careful balance has to be struck between
facilitating peoples enjoyment of, and safety
within, the park whilst at the same time
fulfilling their expectations in terms of
scenery, tranquility, adventure and sense of
wilderness. This is quickly disrupted if any of
the facilities become overcrowded or degraded.
Licences for environmental operators Because the
National Park attaches so much importance to
these aspects and has a high public profile there
is a strong interest on the part of local
businesses and service providers to use the
facilities of the park for their own activities
(canoeing, hiking, cross country skiing, etc).
But to be effective and durable it has to work
both ways the park helps to increase local
tourism businesses but the businesses must then
help to maintain the natural environment and
raise awareness for its conservation needs. With
this in mind the Park Authorities decided to
introduce a license system for businesses that
wanted to operate in the park. Thus, the
businesses are asked to declare what activities
they want to do where, report back at regular
intervals on the number of tourists and services
provided and undertake a short educational course
run by the park on nature conservation issues. In
exchange, the park not only allows them access
and use of their facilities but also gives them a
form of visible accreditation such as a badge or
logo. These companies can in addition advertise
in the visitor centre, and create a direct link
from the national parks website. So far 5
operators have signed up to this scheme and more
are showing an interest to join as they see the
benefits it can bring to their competitors.
Environmental consideration throughout Because
over the years there has been a strengthening of
dialogue between the park authorities, the
municipalities and the local businesses, this
form of cooperation has extended beyond the
borders of the national park. The final outcome
was impressive altogether 500 km of cross
country skiing trails, 600 kms for snowmobiles,
600 km for bicycles, 350 kms of rivers for
canoeing and 100 km of hiking trails were
  • Daintree Discovery Centre
  • The Daintree Discovery Centre is a world class
    interpretive facility that allows visitors easy

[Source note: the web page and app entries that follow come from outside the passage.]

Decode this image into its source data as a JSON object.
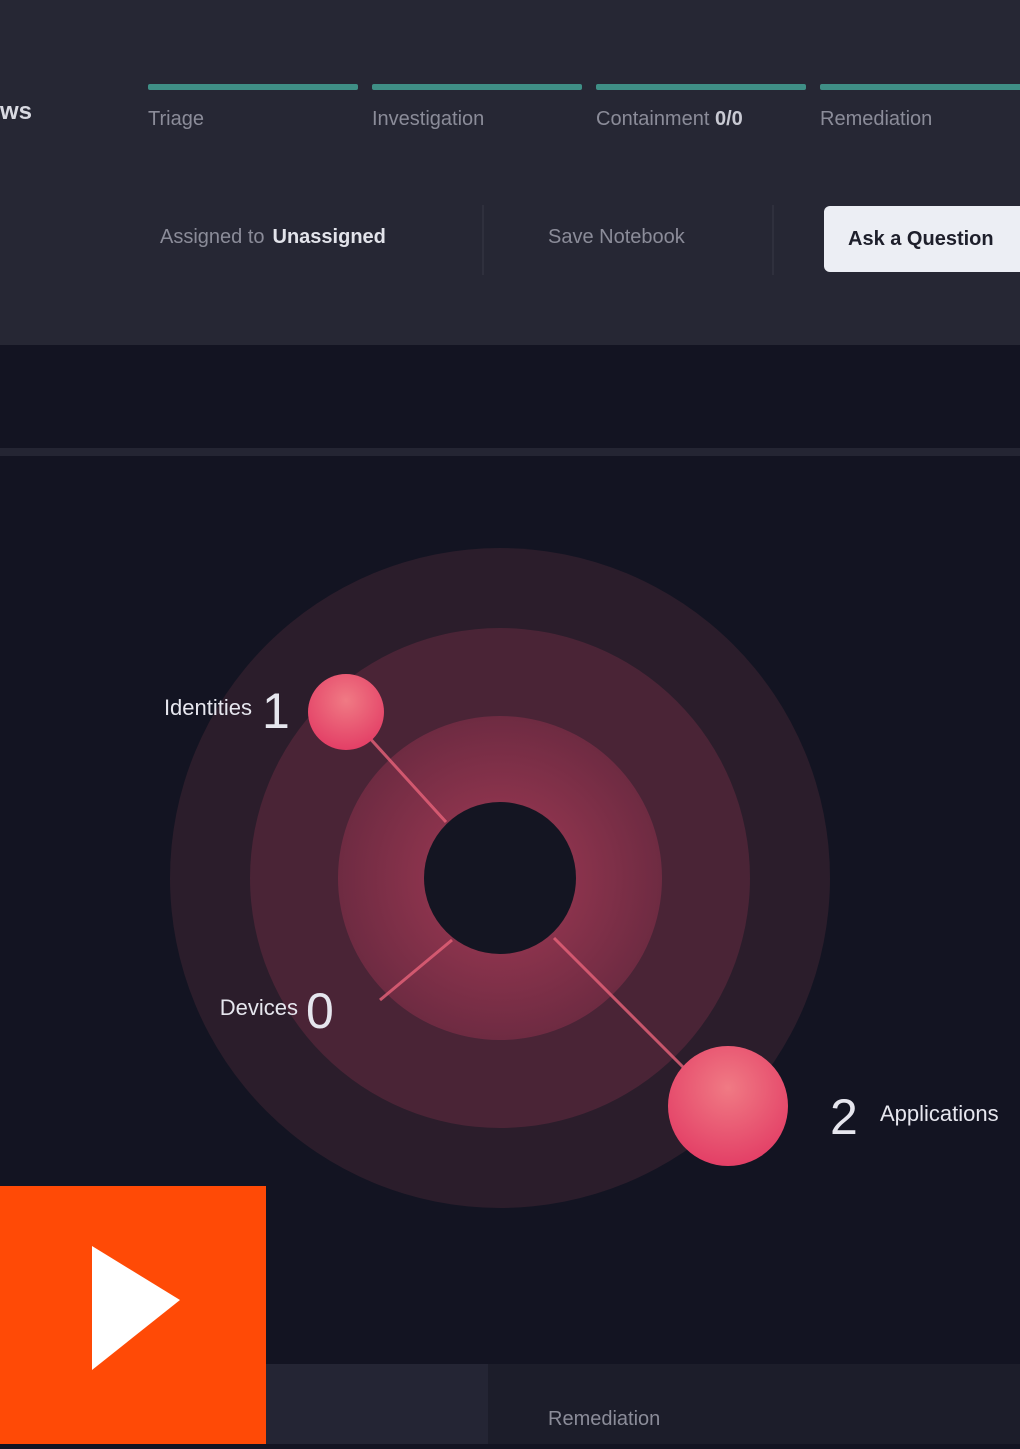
{
  "header": {
    "title_fragment": "ws",
    "stages": [
      {
        "label": "Triage",
        "count": ""
      },
      {
        "label": "Investigation",
        "count": ""
      },
      {
        "label": "Containment",
        "count": "0/0"
      },
      {
        "label": "Remediation",
        "count": ""
      }
    ],
    "assigned_label": "Assigned to",
    "assigned_value": "Unassigned",
    "save_label": "Save Notebook",
    "ask_label": "Ask a Question"
  },
  "graph": {
    "nodes": [
      {
        "label": "Identities",
        "count": "1"
      },
      {
        "label": "Devices",
        "count": "0"
      },
      {
        "label": "Applications",
        "count": "2"
      }
    ]
  },
  "bottom": {
    "tab_label": "Remediation"
  },
  "colors": {
    "accent_teal": "#3f8f86",
    "node_pink": "#e84a6c",
    "play_orange": "#ff4a06"
  },
  "icons": {
    "play": "play-icon"
  }
}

    access to this unique rainforest wilderness via
    boardwalk tours, a 23 metre high Canopy Tower,
    Aerial Walkway and comprehensive Display Centre.
  • Established in 1989 the Centre is widely
    recognised as a leader in the field of
    eco-tourism and provides an excellent
    introduction to the wonders of the Daintree

The Daintree Discovery Centre is a self-funding
eco tourism facility that specialises in
providing interpretive information about the
Daintree Rainforest and its environs. The Centre
is an accredited Wet Tropics Visitor Centre just
10 kms north of the Daintree River ferry. It
attracts visitors from all over the world and is
highly regarded as a quality eco-tourism
experience providing easy-to-understand
information about the surrounding rainforest.
With a large indoor display area, the latest
touch screen technology, audio visual theatre and
sweeping, all-weather verandas, the Centre has
something to offer everyone. Visitors can
meander along elevated rainforest boardwalks
including the Cassowary Circuit and the Bush
Tucker Trail. The spectacular Aerial Walkway and
the 23m (76ft) Canopy Tower are a 'must see'. The
Tower is quite unique as it has 5 viewing
platforms that look out over the rainforest
canopy and beyond. Built in 1989, the Centre is
a private enterprise.

Interpretive Display Centre The Display Centre
is a large, open plan complex of over 410 sq.
metres. It offers a wide range of information
about the rainforest. Colourful displays
incorporate both pictures and easy to read text.
The Centre also offers a number of interactive
information kiosks with touch screen displays to
allow easy access to a variety of information
suitable for all ages.